For years Anna could not find work in her hometown. A very kind person offered her a job on a mushroom farm abroad. All Anna had to do was borrow some money, pay a few fees and hand over her passport. They would take care of the rest.
Anna worked in terrible conditions on the mushroom farm. She was intimidated and physically abused. The employer withheld her wages, saying she owed them money.
One day, the police raided the farm.
The police arrested all of the workers. They were held in detention for having false passports and no working permits.
The police knew Anna had been trafficked and gave her the choice: press charges, or go to jail. But it wasn’t so easy. The traffickers had threatened to hurt Anna’s family.
Anna had no money for a lawyer to help her. And the traffickers’ lawyers claimed she was lying and had violated the law.
The judge could not find enough evidence to charge the traffickers. Anna was told she had to leave the country.
But there was a problem. Anna could not pay back the money she had borrowed to go abroad. So she stayed. A family employed her as a domestic worker. They exploited her, but she was too scared to go to the police. She was trapped...
The police arrested the owners of the mushroom farm and interviewed the workers.
As Anna was a victim of human trafficking, the police referred her to an NGO. They arranged shelter and a free lawyer.
At first, she was too scared to give evidence. She remembered her employer threatening to hurt her family. She was also worried about having a false passport. Her lawyer explained that, because she was trafficked, she would not be punished for this.
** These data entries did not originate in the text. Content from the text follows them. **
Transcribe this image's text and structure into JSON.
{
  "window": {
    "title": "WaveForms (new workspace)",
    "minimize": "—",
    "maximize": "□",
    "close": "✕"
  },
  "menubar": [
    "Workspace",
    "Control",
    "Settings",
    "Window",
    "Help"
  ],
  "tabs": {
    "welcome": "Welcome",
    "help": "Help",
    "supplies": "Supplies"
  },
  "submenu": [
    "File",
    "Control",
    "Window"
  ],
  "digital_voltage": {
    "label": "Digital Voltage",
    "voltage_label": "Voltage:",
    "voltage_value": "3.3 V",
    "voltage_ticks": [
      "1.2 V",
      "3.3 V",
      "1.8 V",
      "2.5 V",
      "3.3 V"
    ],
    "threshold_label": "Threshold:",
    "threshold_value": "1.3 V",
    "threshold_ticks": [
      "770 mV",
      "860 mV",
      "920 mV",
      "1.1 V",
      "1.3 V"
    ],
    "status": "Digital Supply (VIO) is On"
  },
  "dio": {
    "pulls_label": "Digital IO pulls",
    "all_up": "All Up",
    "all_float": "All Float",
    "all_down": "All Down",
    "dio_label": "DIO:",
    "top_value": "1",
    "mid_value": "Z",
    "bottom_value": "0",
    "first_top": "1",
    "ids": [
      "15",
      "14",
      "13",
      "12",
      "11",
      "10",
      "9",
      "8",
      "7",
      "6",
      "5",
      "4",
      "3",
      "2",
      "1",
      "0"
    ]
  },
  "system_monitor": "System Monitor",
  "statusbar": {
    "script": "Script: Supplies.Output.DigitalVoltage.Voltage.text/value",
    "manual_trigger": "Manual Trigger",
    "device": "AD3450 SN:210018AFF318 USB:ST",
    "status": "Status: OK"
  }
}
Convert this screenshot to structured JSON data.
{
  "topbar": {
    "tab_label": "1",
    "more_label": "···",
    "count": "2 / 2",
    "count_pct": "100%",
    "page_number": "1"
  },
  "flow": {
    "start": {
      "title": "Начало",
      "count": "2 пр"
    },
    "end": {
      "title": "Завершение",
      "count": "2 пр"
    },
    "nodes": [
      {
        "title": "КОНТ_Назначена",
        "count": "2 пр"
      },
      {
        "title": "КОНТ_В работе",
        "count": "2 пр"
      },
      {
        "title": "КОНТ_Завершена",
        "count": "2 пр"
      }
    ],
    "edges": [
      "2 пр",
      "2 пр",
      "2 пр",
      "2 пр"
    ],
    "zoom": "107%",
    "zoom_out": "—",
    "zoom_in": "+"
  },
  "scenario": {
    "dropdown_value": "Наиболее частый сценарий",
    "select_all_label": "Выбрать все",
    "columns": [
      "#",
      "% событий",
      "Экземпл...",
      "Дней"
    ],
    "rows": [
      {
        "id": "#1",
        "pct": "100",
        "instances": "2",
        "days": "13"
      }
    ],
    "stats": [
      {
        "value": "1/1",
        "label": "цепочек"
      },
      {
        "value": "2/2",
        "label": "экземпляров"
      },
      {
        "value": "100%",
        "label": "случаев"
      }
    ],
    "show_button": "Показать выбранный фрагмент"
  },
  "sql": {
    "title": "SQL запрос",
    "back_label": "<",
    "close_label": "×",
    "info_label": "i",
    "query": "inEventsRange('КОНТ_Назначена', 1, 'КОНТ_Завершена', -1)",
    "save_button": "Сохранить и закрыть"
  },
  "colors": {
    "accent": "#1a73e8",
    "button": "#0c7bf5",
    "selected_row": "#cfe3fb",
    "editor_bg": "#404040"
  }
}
With the support of her lawyer and time to recover in the shelter, Anna felt much more secure. After a month, she decided to press charges.
The traffickers were prosecuted. And Anna was granted compensation for her unpaid wages.
She used this to pay back her debts and start a small enterprise back in her hometown.